Under an ECS Option C subcontract, the main contractor applies contra charges to the payment application. A portion of the contra charges relate to de-scoped work and others relate to works instructed by the main contractor to other subcontractors (for which the main contractor has been paid by the Client under a CE).
The main contractor should have issued a PMI to de-scope part of the works that were priced at tender stage but failed to do so and simply deducted contra charges from the subcontractors payment cert. There was no PMI, CEN, Risk Reduction Meeting and the subcontractor was not given the opportunity to mitigate the costs.
Under the ECC contract, the assessment of a CE has to be done based on the forecast defined cost. However, the defined cost is now is substantially higher than the original budget for the descoped works, but the subcontractor was not given the opportunity to complete the work.

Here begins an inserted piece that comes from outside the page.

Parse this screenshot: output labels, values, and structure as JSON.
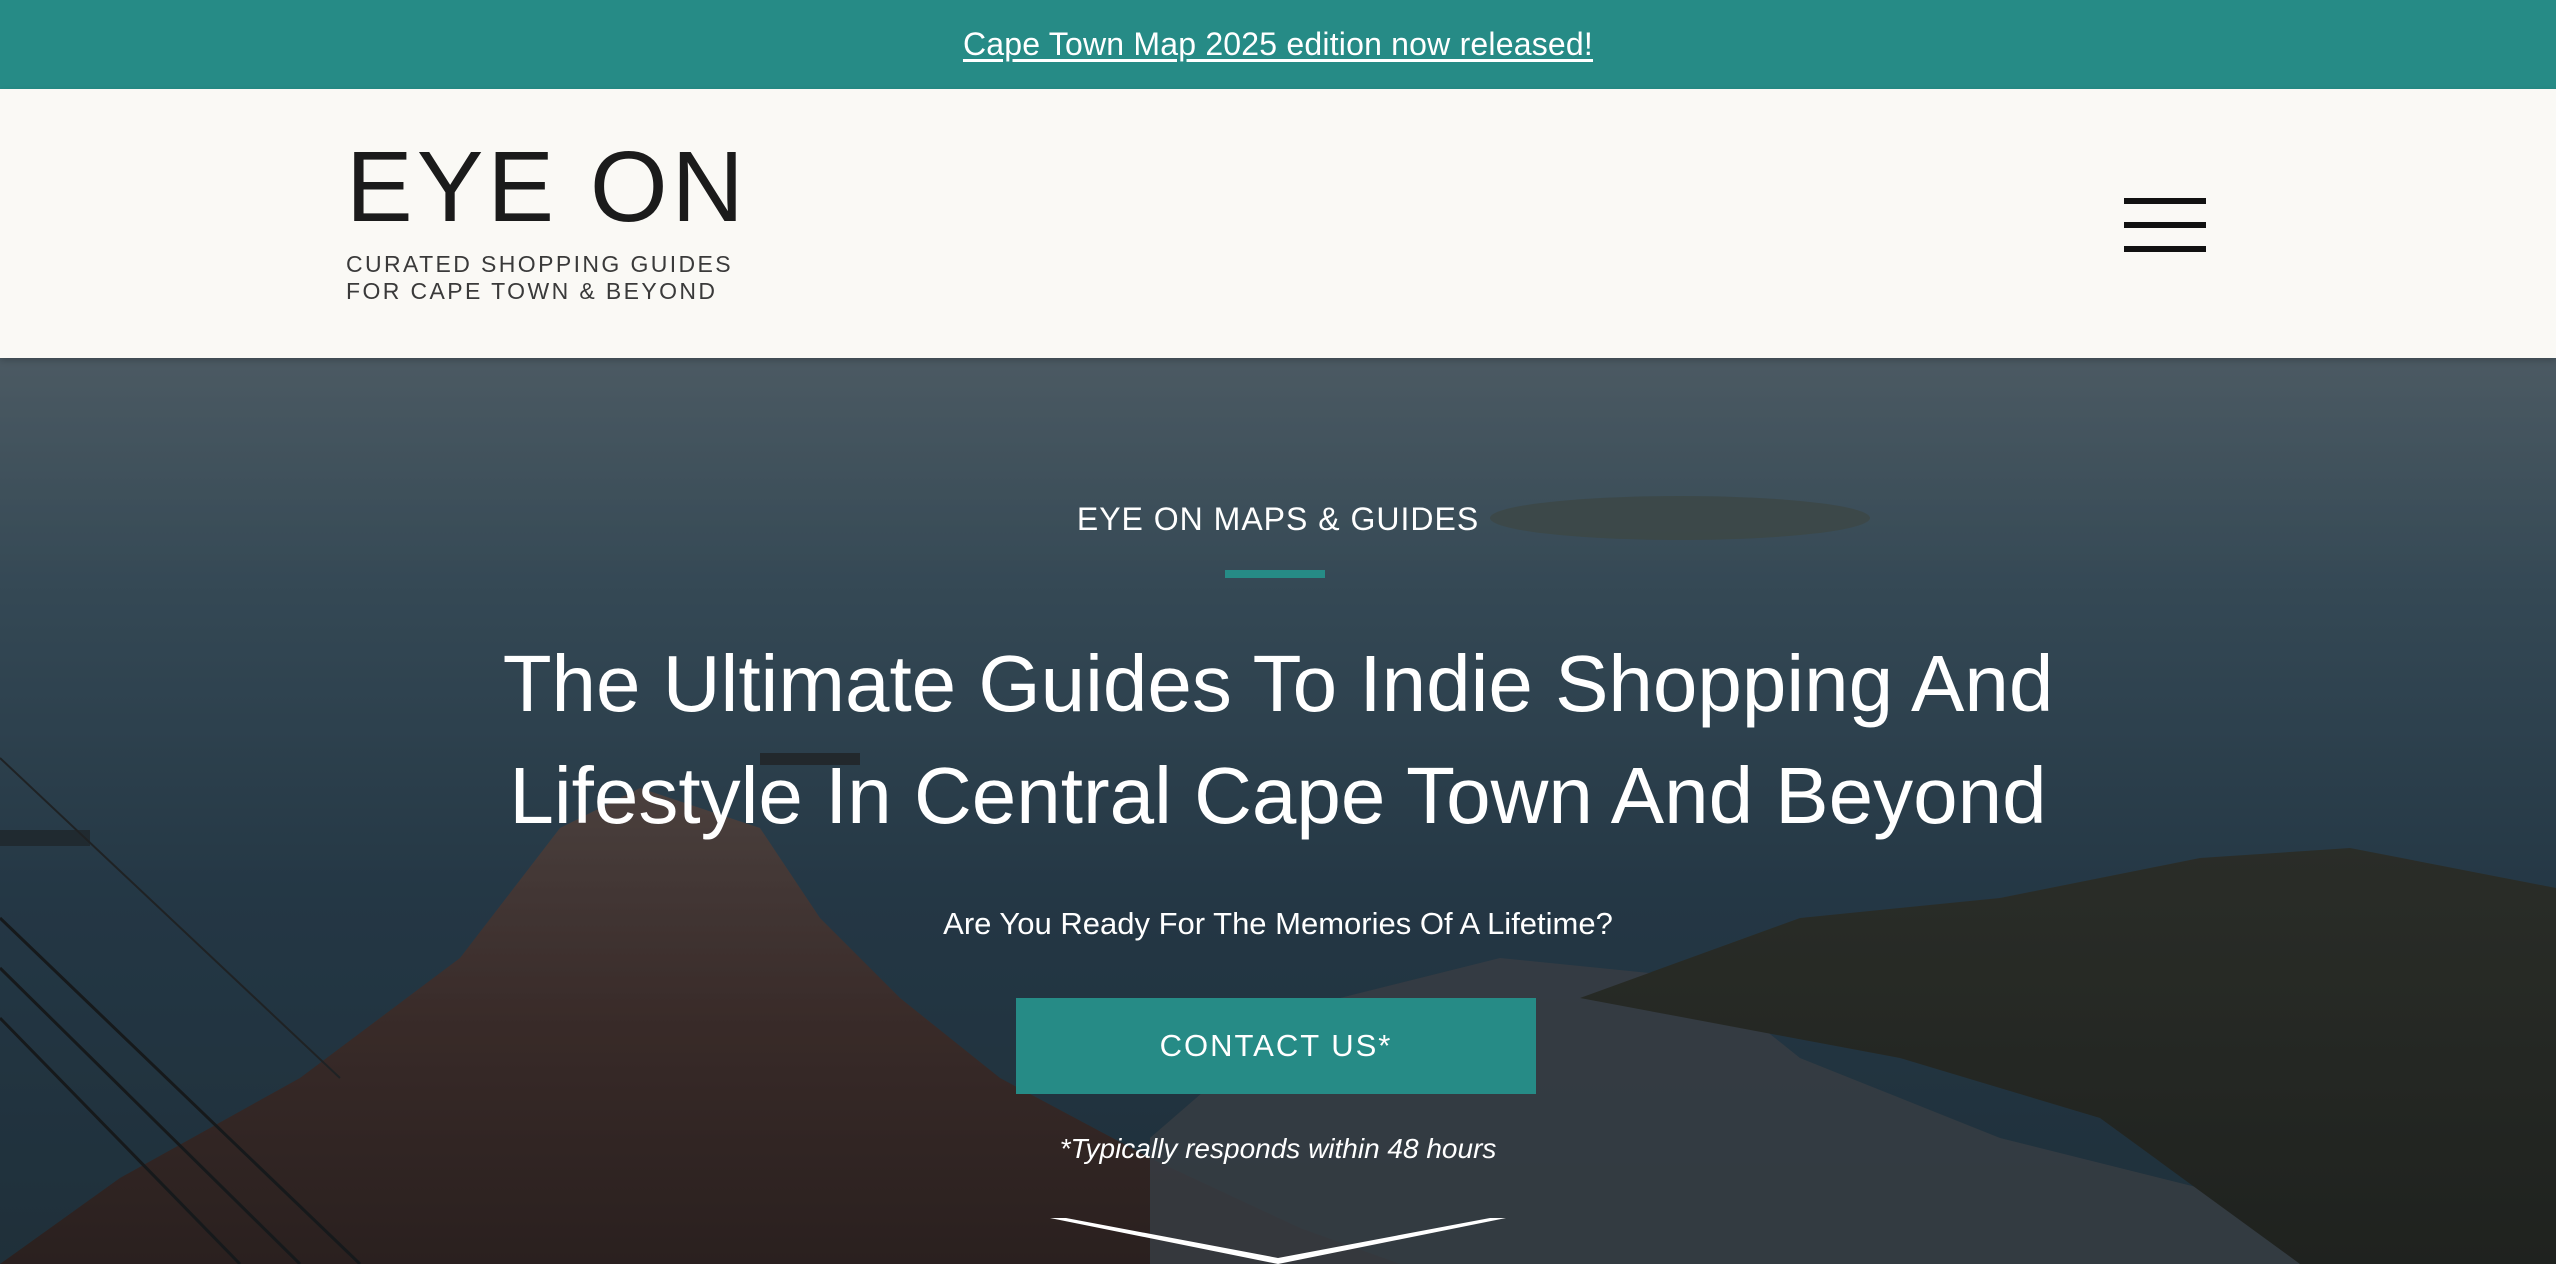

The subcontractor has highlighted the contractual problem with the contra charge but the main contractor refuses to release payment and deal with them correctly through the contract.
What recourse has the subcontractor to get fair treatment and ultimately get paid
From what you have said it doesn’t sound as though the Contractor’s QS understands the principle of how a Main Option C operates. Any changes to the Scope are dealt with as a CE and do not affect the payment process which is based on ‘actual cost’ (Defined Cost plus Fee = PWDD), so I am not sure why they are applying ‘contra charges’ for ‘de-scope’. Even under a Main Option A, a contra charge for de-scope would not be the correct way to deal with this issue.
Any CE assessment for de-scope adjusts the ‘target’ (Prices), which is used to calculate the share amount.
If formal discussions lead to nowhere, then you could notify a CE under clause 60.1 (18) for a Contractor breach as they have not complied with their payment obligations under the contract. The 3rd bullet point under clause 50.2 is not a ‘catch all’ for any amount that the person doing the assessment thinks they might want to include and is specific to any entitlement under the contract such as clause 25.3, 45.1, X7 or X16. If that doesn’t work then you may have to notify a formal dispute, but hopefully it won’t need to go that far.
There are no such thing as “contra-charges” under the contract. If the works are de-scoped then these should be instructed and notified as a compensation event. The Subcontractor then should have the chance to price how much they think it would have been and the Contractor can consider if they agree with the quotation and assess themselves (in accordance with the rules) if they don’t agree.
The bad news is that it would be assessed at the cost of what it would have cost them at the point it was de-instructed - which might have been more than it would have been tendered for (but if it wasn’t removed it would have cost them more to install anyway).